The cultivation of productive food crops is a major public health issue, as good nutrition is the foundation for promoting human fitness. Yet, reliance on chemical fertilizers is not sustainable and subsequent environmental contamination from their use threatens human health. An alternative strategy for generating fertile crops is to exploit plant growth-promoting bacteria (PGPB) that exist within diverse microbial communities in soil adjacent to plant roots (rhizosphere) and inside the root endophytic compartment (EC). In return for plant-derived carbon sources, PGPB increase plant biomass through beneficial immune stimulation and increasing bioavailable nutrients to the plant. Specifically, PGPB are a valuable source of nitrogen, the limiting nutrient in most natural soils and the main component of chemical fertilizers. Unfortunately, current efforts to inoculate field crops with PGPB often fail, likely due to competition with native soil microbial communities and limited EC colonization efficiency. Thus, there is a demand to study EC colonization by PGPB both in the context of the root microbiome community and changing nitrogen conditions. Previous work in the sponsor's lab used 16S ribotyping to define the root microbiome of the model plant Arabidopsis thaliana grown in natural soils. The microbial composition of the root EC was both taxonomically distinct from and less diverse than that of bulk soil, suggesting there are plant- and/or bacterial-derived factors governing root EC community assemblage. Under low nitrogen stress, plants modulate activity of metabolic pathways involved in nitrogen assimilation and change the composition of root exudates released into the rhizosphere. Combined with global changes in root architecture, these nitrogen status responses likely influence rhizosphere community structure. The goal of this project is to determine how the structure of the root microbiome changes in response to nitrogen stress, and how these community-level changes influence beneficial activities of individual PGPB within the community. By combining bacterial genetics, biochemical assays, and comparative genomics, this project will also help define core EC colonization and PGP traits required for improving plant growth in low nitrogen conditions. Results from these efforts will contribute to our understanding of the dynamics of natural rhizosphere communities that directly impact the health of field crops. Importantly, results from this project will also aid in the development of novel PGPB-based strategies that can compete in natural microbial soil communities to increase crop performance in an environmental friendly matter, directly improving human health through reduced usage of harmful fertilizers and improved nutrition.

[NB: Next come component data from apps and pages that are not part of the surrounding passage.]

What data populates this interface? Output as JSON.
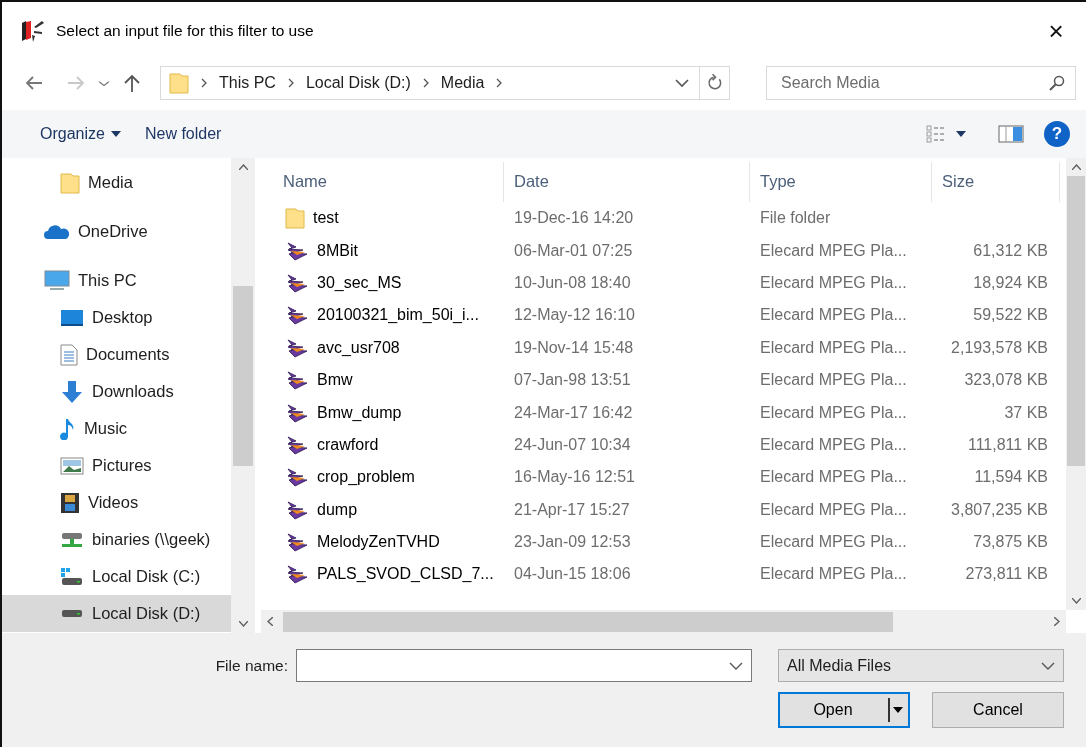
{
  "window": {
    "title": "Select an input file for this filter to use",
    "close": "×"
  },
  "address": {
    "crumbs": [
      "This PC",
      "Local Disk (D:)",
      "Media"
    ],
    "search_placeholder": "Search Media"
  },
  "commands": {
    "organize": "Organize",
    "new_folder": "New folder",
    "help": "?"
  },
  "nav": {
    "scrolled_group_children": [
      {
        "label": "Media",
        "kind": "folder",
        "selected": false
      }
    ],
    "items": [
      {
        "label": "OneDrive",
        "kind": "cloud",
        "selected": false
      },
      {
        "label": "This PC",
        "kind": "computer",
        "selected": false,
        "children": [
          {
            "label": "Desktop",
            "kind": "desktop",
            "selected": false
          },
          {
            "label": "Documents",
            "kind": "documents",
            "selected": false
          },
          {
            "label": "Downloads",
            "kind": "downloads",
            "selected": false
          },
          {
            "label": "Music",
            "kind": "music",
            "selected": false
          },
          {
            "label": "Pictures",
            "kind": "pictures",
            "selected": false
          },
          {
            "label": "Videos",
            "kind": "videos",
            "selected": false
          },
          {
            "label": "binaries (\\\\geek)",
            "kind": "network-drive",
            "selected": false
          },
          {
            "label": "Local Disk (C:)",
            "kind": "system-drive",
            "selected": false
          },
          {
            "label": "Local Disk (D:)",
            "kind": "drive",
            "selected": true
          }
        ]
      }
    ]
  },
  "table": {
    "columns": [
      "Name",
      "Date",
      "Type",
      "Size"
    ],
    "rows": [
      {
        "kind": "folder",
        "name": "test",
        "date": "19-Dec-16 14:20",
        "type": "File folder"
      },
      {
        "kind": "video",
        "name": "8MBit",
        "date": "06-Mar-01 07:25",
        "type": "Elecard MPEG Pla...",
        "size": "61,312 KB"
      },
      {
        "kind": "video",
        "name": "30_sec_MS",
        "date": "10-Jun-08 18:40",
        "type": "Elecard MPEG Pla...",
        "size": "18,924 KB"
      },
      {
        "kind": "video",
        "name": "20100321_bim_50i_i...",
        "date": "12-May-12 16:10",
        "type": "Elecard MPEG Pla...",
        "size": "59,522 KB"
      },
      {
        "kind": "video",
        "name": "avc_usr708",
        "date": "19-Nov-14 15:48",
        "type": "Elecard MPEG Pla...",
        "size": "2,193,578 KB"
      },
      {
        "kind": "video",
        "name": "Bmw",
        "date": "07-Jan-98 13:51",
        "type": "Elecard MPEG Pla...",
        "size": "323,078 KB"
      },
      {
        "kind": "video",
        "name": "Bmw_dump",
        "date": "24-Mar-17 16:42",
        "type": "Elecard MPEG Pla...",
        "size": "37 KB"
      },
      {
        "kind": "video",
        "name": "crawford",
        "date": "24-Jun-07 10:34",
        "type": "Elecard MPEG Pla...",
        "size": "111,811 KB"
      },
      {
        "kind": "video",
        "name": "crop_problem",
        "date": "16-May-16 12:51",
        "type": "Elecard MPEG Pla...",
        "size": "11,594 KB"
      },
      {
        "kind": "video",
        "name": "dump",
        "date": "21-Apr-17 15:27",
        "type": "Elecard MPEG Pla...",
        "size": "3,807,235 KB"
      },
      {
        "kind": "video",
        "name": "MelodyZenTVHD",
        "date": "23-Jan-09 12:53",
        "type": "Elecard MPEG Pla...",
        "size": "73,875 KB"
      },
      {
        "kind": "video",
        "name": "PALS_SVOD_CLSD_7...",
        "date": "04-Jun-15 18:06",
        "type": "Elecard MPEG Pla...",
        "size": "273,811 KB"
      }
    ]
  },
  "footer": {
    "file_name_label": "File name:",
    "filter": "All Media Files",
    "open": "Open",
    "cancel": "Cancel"
  }
}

The cultivation of productive food crops is a major public health issue, as good nutrition is the foundation for promoting human fitness. Our heavy reliance on chemical fertilizers is not sustainable and results in environmental contamination that threatens human health. This study will provide insight into how plant growth promoting bacteria can be exploited in order to generate environmentally-friendly strategies that improve food crop productivity by maximizing plant assimilation of nitrogen, which drives most fertilizer usage.